(Records from a dataset)
*** Block opens ***
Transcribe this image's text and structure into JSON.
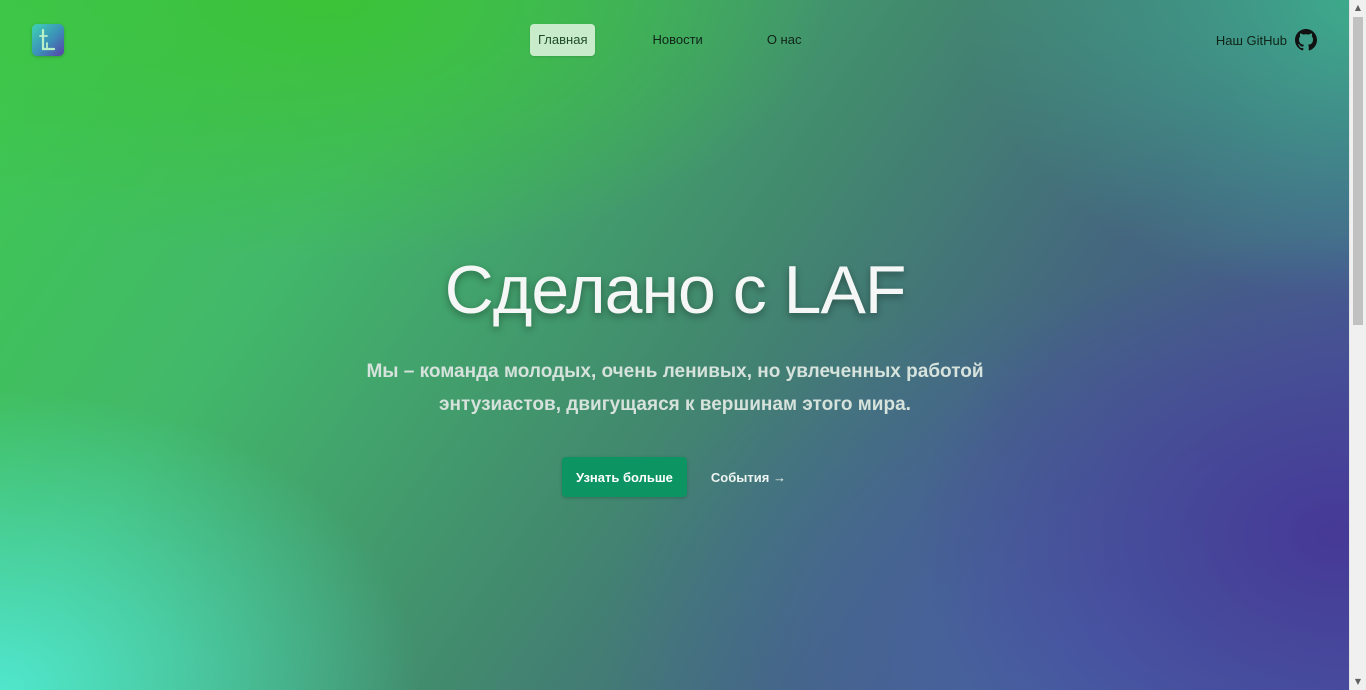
{
  "header": {
    "logo_name": "laf-logo",
    "nav": [
      {
        "label": "Главная",
        "active": true
      },
      {
        "label": "Новости",
        "active": false
      },
      {
        "label": "О нас",
        "active": false
      }
    ],
    "github_label": "Наш GitHub",
    "github_icon": "github-icon"
  },
  "hero": {
    "title": "Сделано с LAF",
    "subtitle": "Мы – команда молодых, очень ленивых, но увлеченных работой энтузиастов, двигущаяся к вершинам этого мира.",
    "primary_button": "Узнать больше",
    "secondary_link": "События →"
  },
  "colors": {
    "primary_button": "#0d9463",
    "active_nav_bg": "#e1f5e1",
    "gradient_green": "#3ec94f",
    "gradient_purple": "#46379a",
    "gradient_teal": "#50e6cd"
  },
  "scrollbar": {
    "up_icon": "scroll-up-arrow-icon",
    "down_icon": "scroll-down-arrow-icon",
    "position": 0
  }
}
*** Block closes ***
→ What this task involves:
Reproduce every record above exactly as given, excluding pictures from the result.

→ Exercise response:
Transcribe this image's text and structure into JSON.
{
  "header": {
    "logo_name": "laf-logo",
    "nav": [
      {
        "label": "Главная",
        "active": true
      },
      {
        "label": "Новости",
        "active": false
      },
      {
        "label": "О нас",
        "active": false
      }
    ],
    "github_label": "Наш GitHub",
    "github_icon": "github-icon"
  },
  "hero": {
    "title": "Сделано с LAF",
    "subtitle": "Мы – команда молодых, очень ленивых, но увлеченных работой энтузиастов, двигущаяся к вершинам этого мира.",
    "primary_button": "Узнать больше",
    "secondary_link": "События →"
  },
  "colors": {
    "primary_button": "#0d9463",
    "active_nav_bg": "#e1f5e1",
    "gradient_green": "#3ec94f",
    "gradient_purple": "#46379a",
    "gradient_teal": "#50e6cd"
  },
  "scrollbar": {
    "up_icon": "scroll-up-arrow-icon",
    "down_icon": "scroll-down-arrow-icon",
    "position": 0
  }
}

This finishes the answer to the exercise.